Enhancing anterior-posterior (AP) stability in acromioclavicular (AC) reconstruction may be advantageous.To compare the initial stability of AC reconstructions with and without augmentation by either (1) a novel "reverse" coracoacromial (CA) ligament transfer or (2) an intramedullary AC tendon graft.Reverse CA transfer will improve AP stability compared with isolated coracoclavicular (CC) reconstruction.Controlled laboratory study.Six matched pairs of cadaveric shoulders underwent distal clavicle resection and CC reconstruction. Displacement (mm) was measured during cyclic loading along AP (±25 N) and superior-inferior (SI; 10-N compression, 70-N tension) axes. Pairs were randomized to receive each augmentation and the same loading protocol applied.Reverse CA transfer (3.71 ± 1.3 mm, standard error of the mean [SEM]; P = .03) and intramedullary graft (3.41 ± 1.1 mm; P = .03) decreased AP translation compared with CC reconstruction alone. The SI displacement did not differ. Equivalence tests suggest no difference between augmentations in AP or SI restraint.Addition of either reverse CA transfer or intramedullary graft demonstrates improved AP restraint and provides similar SI stability compared with isolated CC reconstruction.Reverse CA ligament transfer may be a reasonable alternative to a free tendon graft to augment AP restraint in AC reconstruction.

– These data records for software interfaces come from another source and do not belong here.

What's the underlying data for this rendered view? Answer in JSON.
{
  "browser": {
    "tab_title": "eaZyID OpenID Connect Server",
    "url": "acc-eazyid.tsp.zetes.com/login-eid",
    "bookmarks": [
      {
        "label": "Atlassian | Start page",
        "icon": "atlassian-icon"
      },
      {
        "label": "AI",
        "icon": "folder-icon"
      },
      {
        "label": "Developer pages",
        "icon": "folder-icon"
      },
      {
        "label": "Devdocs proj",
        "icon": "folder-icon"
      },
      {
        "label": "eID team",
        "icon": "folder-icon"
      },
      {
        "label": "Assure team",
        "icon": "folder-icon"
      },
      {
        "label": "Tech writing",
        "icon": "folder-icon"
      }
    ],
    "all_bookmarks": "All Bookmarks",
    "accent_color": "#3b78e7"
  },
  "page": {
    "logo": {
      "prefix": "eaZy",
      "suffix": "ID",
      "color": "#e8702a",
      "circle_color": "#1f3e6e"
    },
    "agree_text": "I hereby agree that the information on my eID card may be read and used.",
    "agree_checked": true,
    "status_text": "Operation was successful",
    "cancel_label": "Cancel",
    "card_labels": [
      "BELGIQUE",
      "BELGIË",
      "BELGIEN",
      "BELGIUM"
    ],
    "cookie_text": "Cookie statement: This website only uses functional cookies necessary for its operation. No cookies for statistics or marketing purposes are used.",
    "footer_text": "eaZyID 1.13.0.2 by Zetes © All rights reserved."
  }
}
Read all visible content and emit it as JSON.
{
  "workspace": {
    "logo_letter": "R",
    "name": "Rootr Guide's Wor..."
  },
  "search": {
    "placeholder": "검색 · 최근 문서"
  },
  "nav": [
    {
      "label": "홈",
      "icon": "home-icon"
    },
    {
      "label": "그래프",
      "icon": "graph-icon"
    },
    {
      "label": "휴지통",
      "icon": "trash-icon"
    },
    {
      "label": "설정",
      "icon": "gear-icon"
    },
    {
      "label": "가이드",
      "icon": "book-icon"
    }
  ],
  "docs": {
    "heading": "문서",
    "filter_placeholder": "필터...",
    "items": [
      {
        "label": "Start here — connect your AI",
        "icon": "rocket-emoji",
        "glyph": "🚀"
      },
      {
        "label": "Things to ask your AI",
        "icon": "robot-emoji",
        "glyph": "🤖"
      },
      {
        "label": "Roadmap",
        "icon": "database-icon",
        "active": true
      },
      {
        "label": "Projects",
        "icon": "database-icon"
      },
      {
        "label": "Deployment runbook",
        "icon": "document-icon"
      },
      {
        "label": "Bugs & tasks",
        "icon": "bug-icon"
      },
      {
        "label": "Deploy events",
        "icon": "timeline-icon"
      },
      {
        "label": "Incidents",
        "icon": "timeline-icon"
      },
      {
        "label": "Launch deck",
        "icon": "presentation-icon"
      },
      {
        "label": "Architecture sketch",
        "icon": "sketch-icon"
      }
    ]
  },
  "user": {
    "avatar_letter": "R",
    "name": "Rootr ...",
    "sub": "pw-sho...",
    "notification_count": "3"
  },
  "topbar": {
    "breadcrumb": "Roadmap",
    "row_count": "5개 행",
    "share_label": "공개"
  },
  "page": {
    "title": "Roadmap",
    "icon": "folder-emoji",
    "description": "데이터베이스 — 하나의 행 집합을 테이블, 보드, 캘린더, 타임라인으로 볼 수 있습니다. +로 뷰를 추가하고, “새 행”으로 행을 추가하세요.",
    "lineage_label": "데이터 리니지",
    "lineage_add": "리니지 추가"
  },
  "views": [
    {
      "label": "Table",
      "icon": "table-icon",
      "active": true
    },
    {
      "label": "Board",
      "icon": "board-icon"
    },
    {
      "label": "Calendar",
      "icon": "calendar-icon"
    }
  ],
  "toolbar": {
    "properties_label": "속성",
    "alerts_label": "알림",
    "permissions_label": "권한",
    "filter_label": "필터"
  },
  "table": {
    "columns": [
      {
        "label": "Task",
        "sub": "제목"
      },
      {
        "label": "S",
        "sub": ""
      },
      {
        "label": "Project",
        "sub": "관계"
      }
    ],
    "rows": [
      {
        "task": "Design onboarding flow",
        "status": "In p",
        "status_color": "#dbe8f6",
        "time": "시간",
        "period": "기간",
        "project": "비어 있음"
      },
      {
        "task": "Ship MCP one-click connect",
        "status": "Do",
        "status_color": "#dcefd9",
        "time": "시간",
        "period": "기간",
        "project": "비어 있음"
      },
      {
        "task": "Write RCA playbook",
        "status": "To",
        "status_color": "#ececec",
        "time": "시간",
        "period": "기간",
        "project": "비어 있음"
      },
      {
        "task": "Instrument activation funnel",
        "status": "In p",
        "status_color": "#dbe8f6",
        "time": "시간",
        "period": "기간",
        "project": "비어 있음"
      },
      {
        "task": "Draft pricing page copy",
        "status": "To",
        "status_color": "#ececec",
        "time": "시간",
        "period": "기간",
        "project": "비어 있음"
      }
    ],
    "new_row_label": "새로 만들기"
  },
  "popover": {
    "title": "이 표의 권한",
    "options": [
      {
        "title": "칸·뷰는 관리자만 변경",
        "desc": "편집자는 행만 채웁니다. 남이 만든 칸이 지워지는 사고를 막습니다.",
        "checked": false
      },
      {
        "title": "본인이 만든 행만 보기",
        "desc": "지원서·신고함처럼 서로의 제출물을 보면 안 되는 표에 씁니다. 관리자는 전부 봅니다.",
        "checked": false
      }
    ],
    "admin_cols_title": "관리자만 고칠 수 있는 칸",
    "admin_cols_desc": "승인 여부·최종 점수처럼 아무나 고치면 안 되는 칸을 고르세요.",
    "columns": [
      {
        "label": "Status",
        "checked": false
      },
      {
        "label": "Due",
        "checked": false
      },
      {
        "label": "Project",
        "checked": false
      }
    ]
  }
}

View details for DOI 10.1177/0363546511426099
View details for PubMedID 22085727